▶ HOW TO COMPLETE THIS TASK: Provide the number of lines in the records that hold the string "Создать", without any other words.

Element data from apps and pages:
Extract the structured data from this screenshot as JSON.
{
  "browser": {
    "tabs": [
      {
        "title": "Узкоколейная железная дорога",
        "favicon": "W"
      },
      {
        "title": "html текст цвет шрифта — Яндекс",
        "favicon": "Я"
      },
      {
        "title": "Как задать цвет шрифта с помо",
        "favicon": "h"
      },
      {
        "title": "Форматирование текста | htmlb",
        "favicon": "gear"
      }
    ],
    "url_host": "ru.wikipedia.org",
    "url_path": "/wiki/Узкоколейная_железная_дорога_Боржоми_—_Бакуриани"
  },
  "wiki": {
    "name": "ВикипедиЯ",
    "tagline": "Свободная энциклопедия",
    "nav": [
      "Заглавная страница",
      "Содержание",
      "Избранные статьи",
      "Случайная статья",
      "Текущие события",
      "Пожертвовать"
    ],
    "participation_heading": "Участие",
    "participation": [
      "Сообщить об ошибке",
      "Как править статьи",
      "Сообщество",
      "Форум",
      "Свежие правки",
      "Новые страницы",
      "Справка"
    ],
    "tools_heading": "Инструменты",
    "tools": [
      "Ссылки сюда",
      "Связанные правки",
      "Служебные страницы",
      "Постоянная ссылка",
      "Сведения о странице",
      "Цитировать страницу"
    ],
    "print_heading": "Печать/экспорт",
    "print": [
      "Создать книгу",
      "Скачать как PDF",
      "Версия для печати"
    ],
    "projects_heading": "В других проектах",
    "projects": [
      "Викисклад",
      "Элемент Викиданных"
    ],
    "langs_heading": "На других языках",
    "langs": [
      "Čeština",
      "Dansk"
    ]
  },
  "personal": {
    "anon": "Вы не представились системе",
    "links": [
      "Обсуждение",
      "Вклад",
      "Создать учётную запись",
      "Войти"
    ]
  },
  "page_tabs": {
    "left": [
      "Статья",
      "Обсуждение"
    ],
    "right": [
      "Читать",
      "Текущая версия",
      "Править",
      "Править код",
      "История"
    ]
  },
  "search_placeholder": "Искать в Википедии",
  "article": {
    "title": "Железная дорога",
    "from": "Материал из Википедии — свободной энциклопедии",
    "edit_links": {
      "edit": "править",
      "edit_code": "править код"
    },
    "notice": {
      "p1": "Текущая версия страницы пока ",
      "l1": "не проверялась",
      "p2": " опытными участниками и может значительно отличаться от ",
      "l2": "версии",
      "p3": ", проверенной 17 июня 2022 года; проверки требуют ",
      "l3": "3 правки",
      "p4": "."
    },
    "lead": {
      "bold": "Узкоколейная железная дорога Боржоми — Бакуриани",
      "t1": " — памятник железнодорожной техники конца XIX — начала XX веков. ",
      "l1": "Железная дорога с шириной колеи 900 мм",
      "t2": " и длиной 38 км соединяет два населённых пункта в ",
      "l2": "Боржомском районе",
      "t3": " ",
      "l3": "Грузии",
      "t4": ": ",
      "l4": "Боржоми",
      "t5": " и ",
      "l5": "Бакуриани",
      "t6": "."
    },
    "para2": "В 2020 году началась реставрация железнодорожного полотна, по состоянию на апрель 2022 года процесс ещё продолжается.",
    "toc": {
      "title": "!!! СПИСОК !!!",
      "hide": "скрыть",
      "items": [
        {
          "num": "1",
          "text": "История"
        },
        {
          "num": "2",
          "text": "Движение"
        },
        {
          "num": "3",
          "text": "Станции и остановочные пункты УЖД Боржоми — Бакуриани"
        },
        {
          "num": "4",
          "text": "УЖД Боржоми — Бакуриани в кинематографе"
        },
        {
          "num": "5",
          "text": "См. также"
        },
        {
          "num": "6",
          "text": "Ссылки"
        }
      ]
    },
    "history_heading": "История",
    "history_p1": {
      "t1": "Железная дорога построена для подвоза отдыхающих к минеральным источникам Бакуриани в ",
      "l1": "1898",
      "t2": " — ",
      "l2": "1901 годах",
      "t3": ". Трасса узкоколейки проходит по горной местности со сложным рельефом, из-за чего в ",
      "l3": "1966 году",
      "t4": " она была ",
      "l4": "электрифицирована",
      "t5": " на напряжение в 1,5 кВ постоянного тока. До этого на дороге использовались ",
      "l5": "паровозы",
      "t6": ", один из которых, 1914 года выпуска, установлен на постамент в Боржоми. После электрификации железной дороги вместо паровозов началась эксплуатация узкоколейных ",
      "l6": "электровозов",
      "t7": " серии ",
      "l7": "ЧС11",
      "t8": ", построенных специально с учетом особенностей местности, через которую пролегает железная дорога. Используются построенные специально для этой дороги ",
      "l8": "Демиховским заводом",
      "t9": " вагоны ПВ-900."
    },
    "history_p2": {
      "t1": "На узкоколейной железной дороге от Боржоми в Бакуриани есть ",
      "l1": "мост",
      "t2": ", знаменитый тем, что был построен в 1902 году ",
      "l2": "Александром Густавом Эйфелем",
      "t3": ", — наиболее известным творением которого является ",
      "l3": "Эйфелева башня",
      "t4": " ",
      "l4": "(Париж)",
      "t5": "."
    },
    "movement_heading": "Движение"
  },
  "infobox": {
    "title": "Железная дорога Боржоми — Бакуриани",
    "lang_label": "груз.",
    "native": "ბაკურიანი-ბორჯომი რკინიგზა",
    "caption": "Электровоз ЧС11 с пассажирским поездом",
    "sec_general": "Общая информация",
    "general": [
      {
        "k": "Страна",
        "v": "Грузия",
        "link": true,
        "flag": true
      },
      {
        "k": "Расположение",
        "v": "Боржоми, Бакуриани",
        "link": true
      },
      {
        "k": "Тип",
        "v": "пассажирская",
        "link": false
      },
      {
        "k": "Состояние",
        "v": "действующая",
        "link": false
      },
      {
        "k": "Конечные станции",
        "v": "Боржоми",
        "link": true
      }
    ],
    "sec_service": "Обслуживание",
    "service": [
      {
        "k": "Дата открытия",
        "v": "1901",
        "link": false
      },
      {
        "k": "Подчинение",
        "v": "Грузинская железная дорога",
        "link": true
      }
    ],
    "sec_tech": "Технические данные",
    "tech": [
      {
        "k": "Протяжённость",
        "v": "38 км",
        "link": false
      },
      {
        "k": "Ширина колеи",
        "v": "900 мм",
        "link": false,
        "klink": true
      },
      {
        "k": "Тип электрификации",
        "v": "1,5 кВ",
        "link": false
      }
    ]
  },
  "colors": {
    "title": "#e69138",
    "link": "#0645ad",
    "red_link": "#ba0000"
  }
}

▶ WRITTEN ANSWER: 2